In addition, employees are now made aware of air quality through real-time indoor air quality monitoring. In order to provide an enhanced working experience for colleagues, the office has been designed to provide dedicated Connect Zones, a mother’s room, first aid room, and a wellness room, which colleagues are encouraged to use for light exercise and meditation.
Jeetu Patel-EVP and general manager Cisco Security and Collaboration
Hybrid work is both different and harder than how we worked before. Regardless of job function – frontline worker, knowledge worker, IT admin, or contact centre agent – people expect and deserve a fantastic experience no matter where or how they work.
In reality, the hybrid workplace goes beyond the technology aspect. It’s not just about collaboration technology, it’s also about connectivity and networking. That’s pretty important, and so is security and privacy and manageability in all of those dimensions.
This problem of how people will adjust to this new norm of hybrid work cannot be solved alone. It cannot be an isolated kind of solution that has to be solved as a combination between IT for technology, HR for culture, and then the facility side for space planning – all those three have to come together for that to be effectively solved.
| ||Modernising HR approaches to anticipate Gen Z wave entering the workplace |
Human resources management has not only witnessed a disturbance in working methods caused by COVID-19 but also confronted a strong generational transition as Gen Z are making up a third of the workforce, according to the data from the General Statistics Office.
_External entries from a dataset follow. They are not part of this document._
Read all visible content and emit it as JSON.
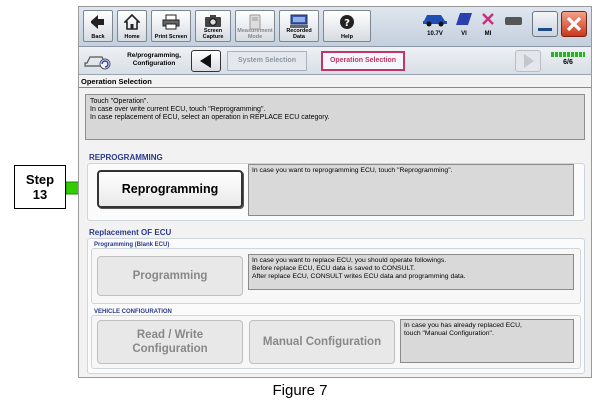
{
  "step": {
    "line1": "Step",
    "line2": "13"
  },
  "toolbar": {
    "back": "Back",
    "home": "Home",
    "print": "Print Screen",
    "capture": "Screen Capture",
    "measurement": "Measurement Mode",
    "recorded": "Recorded Data",
    "help": "Help",
    "voltage": "10.7V",
    "vi": "VI",
    "mi": "MI"
  },
  "nav": {
    "reprog": "Re/programming, Configuration",
    "system_selection": "System Selection",
    "operation_selection": "Operation Selection",
    "page": "6/6"
  },
  "screen_title": "Operation Selection",
  "instructions": [
    "Touch \"Operation\".",
    "In case over write current ECU, touch \"Reprogramming\".",
    "In case replacement of ECU, select an operation in REPLACE ECU category."
  ],
  "reprogramming": {
    "heading": "REPROGRAMMING",
    "button": "Reprogramming",
    "desc": "In case you want to reprogramming ECU, touch \"Reprogramming\"."
  },
  "replacement": {
    "heading": "Replacement OF ECU",
    "programming_sub": "Programming (Blank ECU)",
    "programming_button": "Programming",
    "programming_desc": [
      "In case you want to replace ECU, you should operate followings.",
      "Before replace ECU, ECU data is saved to CONSULT.",
      "After replace ECU, CONSULT writes ECU data and programming data."
    ],
    "vehicle_sub": "VEHICLE CONFIGURATION",
    "read_write_l1": "Read / Write",
    "read_write_l2": "Configuration",
    "manual_button": "Manual Configuration",
    "manual_desc": [
      "In case you has already replaced ECU,",
      "touch \"Manual Configuration\"."
    ]
  },
  "caption": "Figure 7",
  "colors": {
    "accent_pink": "#c0356a",
    "step_arrow": "#33cc00",
    "heading_blue": "#2b3a8c"
  }
}
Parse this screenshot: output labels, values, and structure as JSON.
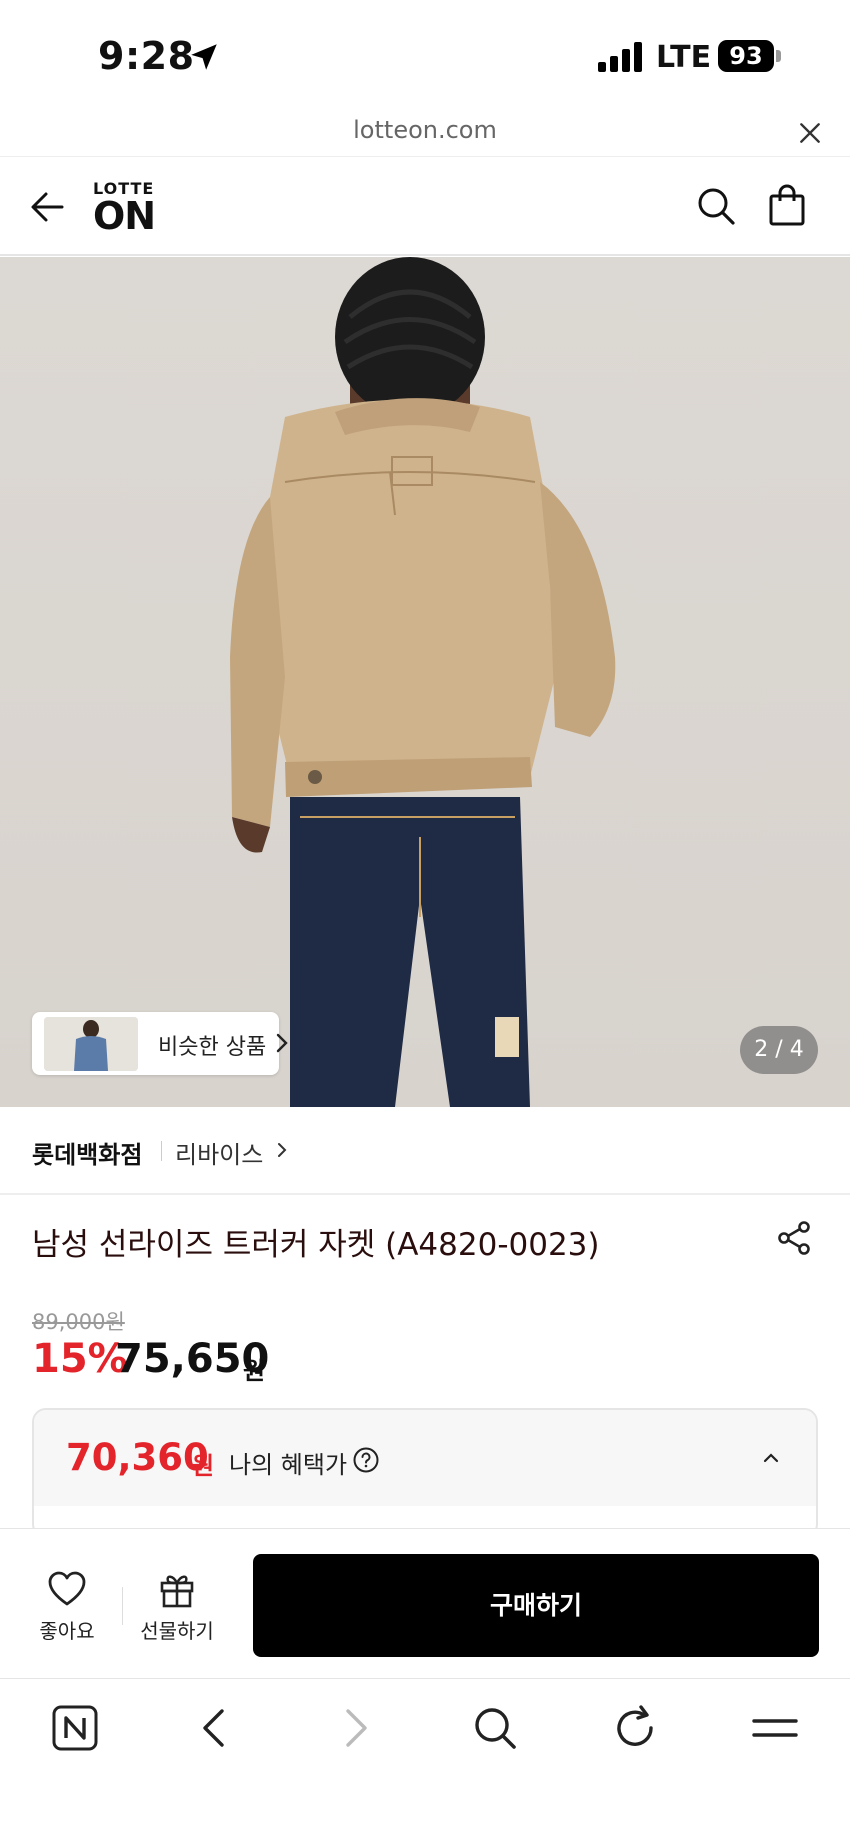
{
  "status_bar": {
    "time": "9:28",
    "network": "LTE",
    "battery": "93",
    "icons": [
      "location-arrow-icon",
      "signal-icon",
      "battery-icon"
    ]
  },
  "browser": {
    "url": "lotteon.com",
    "close_icon": "close-icon"
  },
  "header": {
    "logo_top": "LOTTE",
    "logo_main": "ON",
    "icons": [
      "back-arrow-icon",
      "search-icon",
      "shopping-bag-icon"
    ]
  },
  "gallery": {
    "similar_label": "비슷한 상품",
    "page_indicator": "2 / 4",
    "current_page": 2,
    "total_pages": 4
  },
  "brand": {
    "store": "롯데백화점",
    "name": "리바이스"
  },
  "product": {
    "title": "남성 선라이즈 트러커 자켓 (A4820-0023)",
    "original_price": "89,000원",
    "discount": "15%",
    "sale_price": "75,650",
    "sale_unit": "원"
  },
  "benefit": {
    "price": "70,360",
    "unit": "원",
    "label": "나의 혜택가"
  },
  "actions": {
    "like_label": "좋아요",
    "gift_label": "선물하기",
    "buy_label": "구매하기"
  },
  "browser_nav": {
    "icons": [
      "naver-n-icon",
      "back-icon",
      "forward-icon",
      "search-icon",
      "refresh-icon",
      "menu-icon"
    ]
  },
  "colors": {
    "accent_red": "#e3242b",
    "buy_button": "#000000",
    "jacket": "#cfb38c",
    "jeans": "#1f2a44"
  }
}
This generation loves experiences and freedom, while requiring a certain amount of recognition. Therefore, human resources managers need to be prepared to "steer the ship" smoothly in the face of the Gen Z “breeze”.